8) Hercules by Chris Giarusso Hercules sketch by Chris GiarrussoI’m a fan of Chris Giarrusso, creator of Mini Marvels and G-Man.  He seemed like the perfect choice to draw Hercules, the mythical and mirthful Avenger who is never more happy than when he’s busting heads together, or knocking back a large flagon of mead, often doing both at the same time!  The reference I had for Hercules had the character grimacing, but I asked Chris to draw a smiling Hercules, adding “Pretend he’s just left the bar or something.”  Chris literally ran with my suggestion, and here we see Herc with a frosty mug of beer in hand, having a grand old night on the town!

9) Hawkeye / Kate Bishop by Ed Coutts Hawkeye Kate Bishop sketch by Ed Coutts Here’s a great sketch of Kate Bishop, another member of the Young Avengers, and co-star of the Hawkeye ongoing series featuring her teamed up with the original avenging archer Clint Barton.  This was drawn by Ed Coutts, a very talented artist.  His work has appeared in a number of issues of Femforce from AC Comics.  He renders very beautiful women.  I’ve met Coutts at a number of conventions and acquired several nice sketches from him.

10) Ant-Man / Scott Lang by Jacob Chabot Ant-Man Scott Lang sketch by Jacob Chabot Scott Lang, the second Ant-Man, is drawn by Jacob Chabot. This is the costume & helmet Scott wore when he was a member of Heroes for Hire, and when he first officially joined the Avengers (I wasn’t a fan of his “gas mask” helmet that briefly followed). Chabot he drew a very cool sketch of the character. I love the inking on this piece.

Scott Lang has a new solo comic book currently running, and he’s scheduled to make his cinematic debut in the upcoming Ant-Man movie.  That gave me yet another good reason to include this great sketch in this top ten list.

11) Ultron by Chris Duckett Ultron sketch by Chris Duckett Ultron, that murderous mechanical menace, arch adversary of the Avengers, and current star of the silver screen is superbly rendered in this pencil illustration by the talented Chris Duckett from the Bronx Heroes team of creators.  If you ever meet Duckett at a convention, I recommend getting a sketch from him. He does fantastic work.
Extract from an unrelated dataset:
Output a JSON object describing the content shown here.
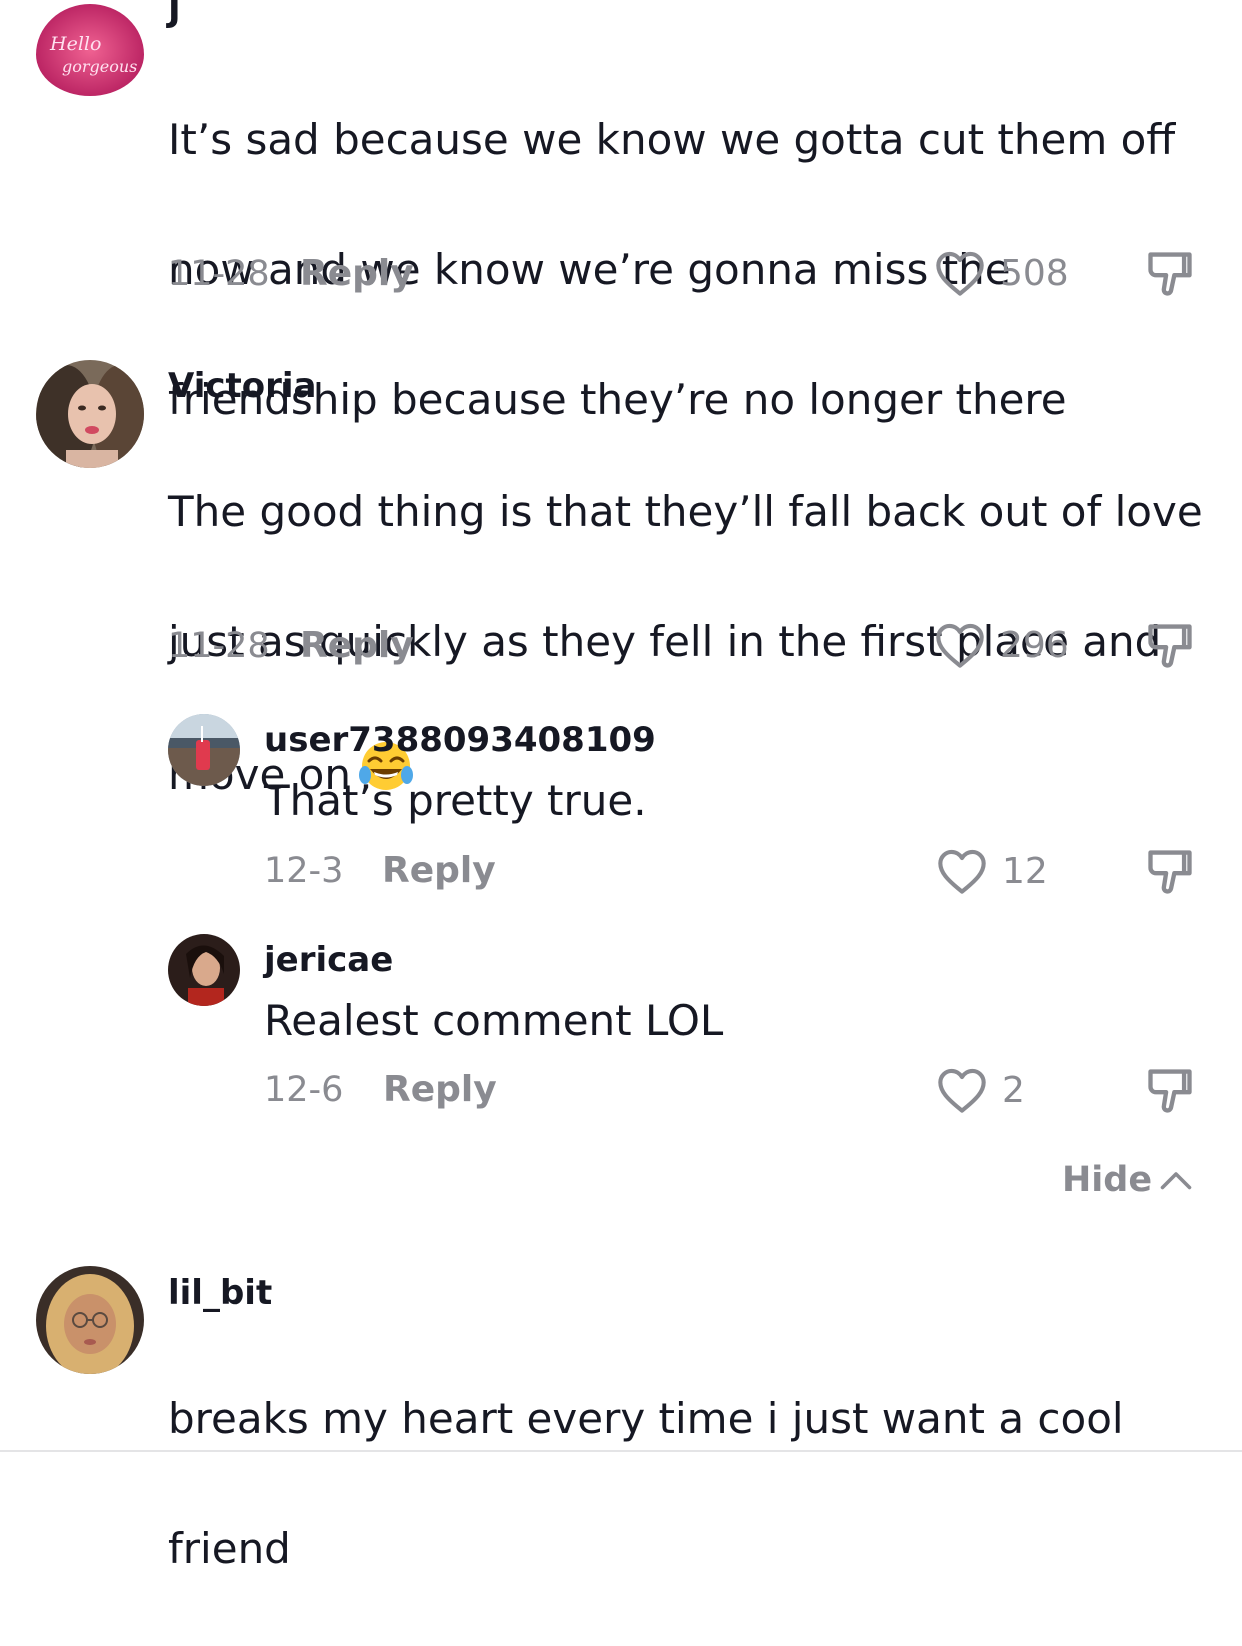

What’s that, you say?  This was supposed to be a top ten and not a top eleven?!?  Bah!!!  Ultron laughs at you humans and your silly rules!  And soon Ultron will rule the world, humanity will be destroyed, and every single entry on this list will be a different incarnation of his mechanical brilliance!  Until that day inevitably comes, weak creatures of the flesh, you will have to learn to accept that there is an extra entry to spotlight the supreme genius of Ultron 🙂
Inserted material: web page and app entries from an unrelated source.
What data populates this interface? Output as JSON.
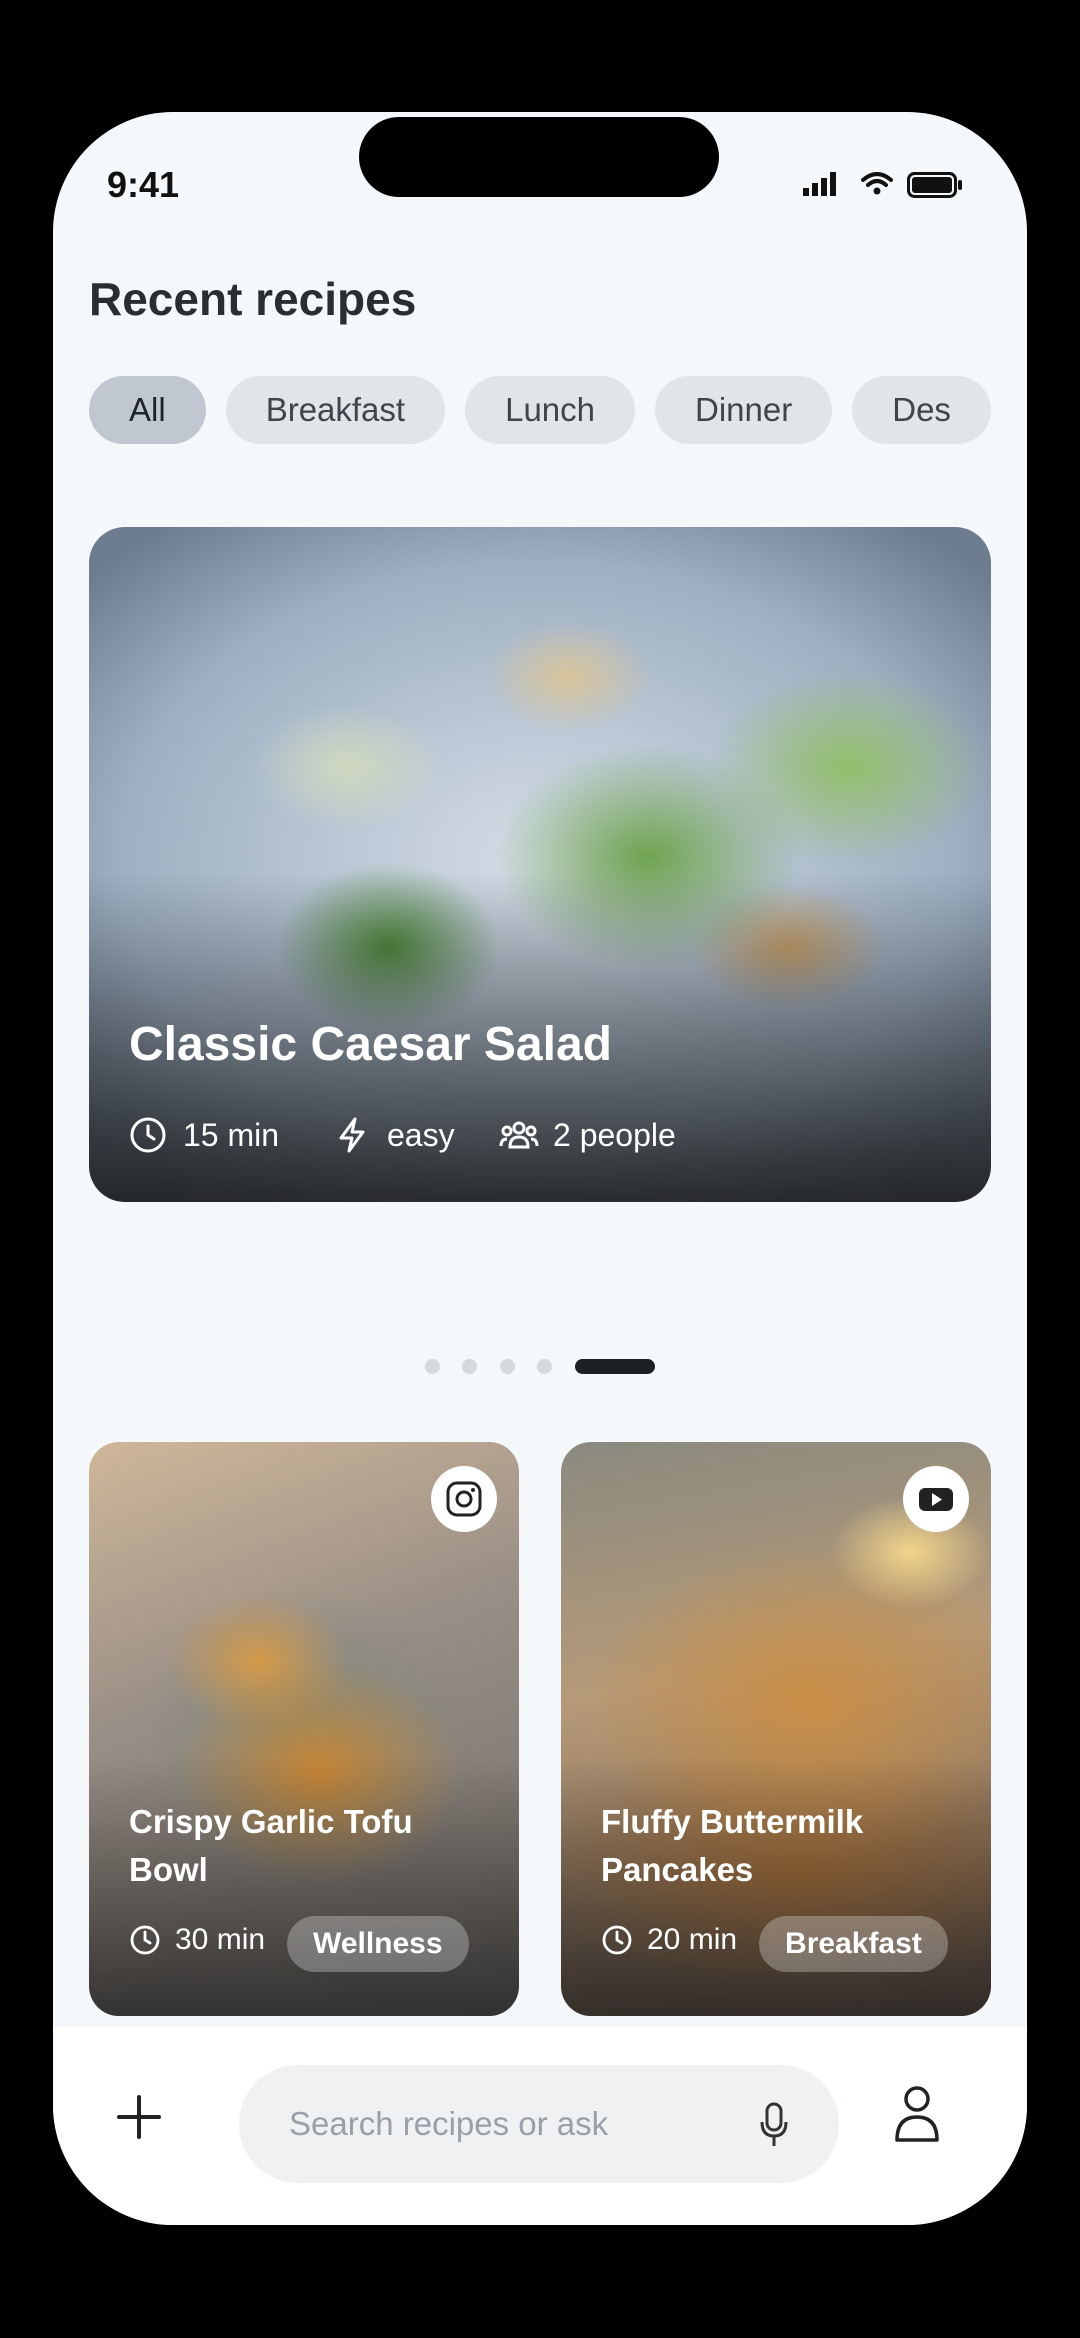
{
  "status_bar": {
    "time": "9:41"
  },
  "page": {
    "title": "Recent recipes"
  },
  "filters": [
    "All",
    "Breakfast",
    "Lunch",
    "Dinner",
    "Des"
  ],
  "featured": {
    "title": "Classic Caesar Salad",
    "time": "15 min",
    "difficulty": "easy",
    "servings": "2 people",
    "carousel": {
      "count": 5,
      "active_index": 4
    }
  },
  "recipes": [
    {
      "title": "Crispy Garlic Tofu Bowl",
      "time": "30 min",
      "tag": "Wellness",
      "source_icon": "instagram-icon"
    },
    {
      "title": "Fluffy Buttermilk Pancakes",
      "time": "20 min",
      "tag": "Breakfast",
      "source_icon": "youtube-icon"
    }
  ],
  "peek_cards": [
    {
      "source_icon": "pinterest-icon"
    },
    {
      "source_icon": "tiktok-icon"
    }
  ],
  "search": {
    "placeholder": "Search recipes or ask"
  },
  "colors": {
    "background": "#f5f8fa",
    "chip_active": "#c0c7d1",
    "chip": "#e2e5e8",
    "dot_active": "#1c1f23"
  }
}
Super Blog Team-Up 6 continues below I hope everyone enjoyed this top ten (um, top eleven) countdown of Avengers convention sketches.  You can see scans of the entire sketchbook at Comic Art Fans… http://www.comicartfans.com/galleryroom.asp?gsub=43066

Be sure to also visit the other fantastic blogs participating in Super Blog Team-Up 6…

  1. Longbox Graveyard: Top 10 Super-Dogs
  2. The Unspoken Decade: Top 10 Avengers Moments of the 1990s
  3. Legion Of Super-Bloggers: Top 10 Who’s Who Legion Entries
  4. The SuperHero Satellite: Top 10 DC Comics Titles That Ended Before Their Time
  5. Flodo’s Page: Top 10 Green Lantern Ring-Slings …That Don’t Appear In Modern Continuity
  6. Fantastiverse: Top 10 Avengers Greatest Super Battles
  7. Mystery V-Log: Top 10 Avengers Covers
  8. Idol Head Of Diablou: Top 10 Most Important Martian Manhunter Villains
  9. Marvel Superheroes Podcast: Top 10 Avengers Age Of Ultron Tie-In
  10. Chasing Amazing: Top 10 Favorite Moments Of The “Chase”
  11. Between The Pages: Top 10 Wackiest DC Comics Covers
  12. Bronze Age Babies: The Top 10 Bronze Age Characters (x2!)
  13. Too Dangerous For A Girl!: Top Ten Worst Heroic Haircuts
  14. Vic Sage Via The Retroist: Top Ten Comic Character Deaths
  15. I’m The Gun: The 10 Best All-Star Squadron Covers

Two thumbs up to Charlton Hero for organizing this whole shebang.  As always, it’s been a blast!